Now that we selected an off-grid rectangle for our field, we need to replace the ground. But we only want to replace the top layer to later turn into the farmland block. This is very important, as stacked farmland blocks inevitably crash the server. In order to avoid that we need to tell WE to only affect the top layer, which we do using a mask. As you know, //mask only affects brushes, but there is the so called global mask (//gmask) which applies to most WE commands. If we only want to affect the top layer, but that layer consists of various materials, including some that would also be found underground (such as dirt or gravel) we need to define that only blocks that are located under a block of air are affected. We do that by applying a //gmask <0 (global mask under air). Now we can safely run a replace command that will only affect blocks that are located under a block of air.

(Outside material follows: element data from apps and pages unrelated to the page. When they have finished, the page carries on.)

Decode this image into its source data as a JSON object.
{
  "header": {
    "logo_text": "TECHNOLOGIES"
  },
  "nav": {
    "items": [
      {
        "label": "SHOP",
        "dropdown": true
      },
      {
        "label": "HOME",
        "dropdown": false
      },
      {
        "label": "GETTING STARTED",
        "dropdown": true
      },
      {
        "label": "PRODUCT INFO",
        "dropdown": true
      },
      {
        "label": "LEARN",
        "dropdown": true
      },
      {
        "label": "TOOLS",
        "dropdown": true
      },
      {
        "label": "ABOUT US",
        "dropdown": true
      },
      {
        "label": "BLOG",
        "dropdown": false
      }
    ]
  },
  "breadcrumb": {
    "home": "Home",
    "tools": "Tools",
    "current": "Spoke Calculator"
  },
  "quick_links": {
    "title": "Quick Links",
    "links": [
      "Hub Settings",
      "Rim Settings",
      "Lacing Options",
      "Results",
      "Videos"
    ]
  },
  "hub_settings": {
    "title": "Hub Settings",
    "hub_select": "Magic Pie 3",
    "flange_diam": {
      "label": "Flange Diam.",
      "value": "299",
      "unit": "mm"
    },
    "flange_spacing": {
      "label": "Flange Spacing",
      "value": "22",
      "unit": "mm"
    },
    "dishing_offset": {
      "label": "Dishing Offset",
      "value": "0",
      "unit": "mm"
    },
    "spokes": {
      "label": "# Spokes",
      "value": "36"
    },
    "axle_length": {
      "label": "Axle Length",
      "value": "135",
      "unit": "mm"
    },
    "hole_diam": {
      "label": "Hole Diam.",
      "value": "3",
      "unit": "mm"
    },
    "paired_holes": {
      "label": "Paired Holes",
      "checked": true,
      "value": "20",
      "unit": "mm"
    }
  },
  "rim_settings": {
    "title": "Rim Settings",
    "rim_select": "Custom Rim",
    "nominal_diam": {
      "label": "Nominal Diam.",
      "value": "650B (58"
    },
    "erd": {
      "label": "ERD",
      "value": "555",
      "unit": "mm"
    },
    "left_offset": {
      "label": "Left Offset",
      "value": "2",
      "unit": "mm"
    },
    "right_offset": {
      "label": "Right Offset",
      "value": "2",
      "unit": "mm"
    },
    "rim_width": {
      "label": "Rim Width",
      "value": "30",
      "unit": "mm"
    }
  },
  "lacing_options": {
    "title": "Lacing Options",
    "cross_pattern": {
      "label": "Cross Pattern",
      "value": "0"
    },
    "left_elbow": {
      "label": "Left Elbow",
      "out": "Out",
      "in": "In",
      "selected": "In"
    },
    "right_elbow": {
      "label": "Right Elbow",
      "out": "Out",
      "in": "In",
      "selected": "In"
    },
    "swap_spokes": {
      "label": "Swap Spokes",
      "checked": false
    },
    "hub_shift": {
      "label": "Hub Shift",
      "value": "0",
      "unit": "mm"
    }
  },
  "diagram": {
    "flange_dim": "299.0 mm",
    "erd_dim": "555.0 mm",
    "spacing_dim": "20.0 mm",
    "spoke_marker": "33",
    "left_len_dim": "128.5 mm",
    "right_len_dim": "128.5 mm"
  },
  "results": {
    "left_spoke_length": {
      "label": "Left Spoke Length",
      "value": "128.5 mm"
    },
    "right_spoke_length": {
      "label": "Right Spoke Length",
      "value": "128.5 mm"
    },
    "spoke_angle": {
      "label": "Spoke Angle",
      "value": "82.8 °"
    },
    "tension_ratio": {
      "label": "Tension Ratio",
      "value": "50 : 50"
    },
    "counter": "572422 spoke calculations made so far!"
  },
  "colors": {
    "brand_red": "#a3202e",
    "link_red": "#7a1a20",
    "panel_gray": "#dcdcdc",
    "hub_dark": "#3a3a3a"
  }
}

With our global mask applied, we can now run a //replace [placeholder] farmland, which sets every block (but air) that is located under a block of air to farmland.
All that's left to do now is to add crops. In order to plant those, we need to change our global mask to a //gmask >farmland (global mask on farmland). This means, commands will only affect blocks that are located on a block of farmland.
We can now run a //replace air crops:7 in order to replace every block of air that is situated on a block of farmland with grown crops and the field is done.
Here is the full syntax:
<select polygonal field> //gmask <0 //replace 35:4 [placeholder block] //gmask //replace 35:4 60 [replace placeholder with farmland] //gmask >60 //replace 0 59:7 //gmask
We just planted a field with only a selection and a couple of commands. No brushes, no time-consuming flying in circles, no WE spam. A clean and efficient way to plant a field, and on both a small and larger scale a real time safer!
Rivers can be done in a similar fashion, only utilizing selections, gmasks and replaces.
However, you'll have to give WE some information to work off of, in this case a "2D" heightmap.
The way the heightmap works is fairly simple: We have 6 different colours, each indicating a different depth of the river.
|y-offset||grass||red||orange||light blue||cyan||dark blue||purple|
In order to get from a one-layer, "2D" heightmap to the three-dimensional result we were using a number of gmasks, replace-commands and placeholders. A total of 67 commands allows us to turn a couple of wool blocks into a very nice looking river, including a populated shoreline.
The colour scheme is:
Red (35:14): Transition Area: Mix of Grass, Dirt, Gravel, with mostly regular grass and some tall grass
Orange (35:1): Shoreline: Very little Grass and Dirt, some River Rocks, more Mud and Gravel, majorly Wet Sand
Light Blue (35:3):Water, percentage of Mud, Gravel and Dirt increases compared to Wet Sand
Cyan (35:9): Water, mostly Mud and Dirt, some Sand and River Rocks
Blue (35:11): Water, almost the same as above
Purple (35:10): Water, almost the same as above
The user can vary the size and depth of the river by leaving away colours and changing the width of each respective layer. The maximal depth is 4 blocks of water, which is 5 blocks below the colour code level.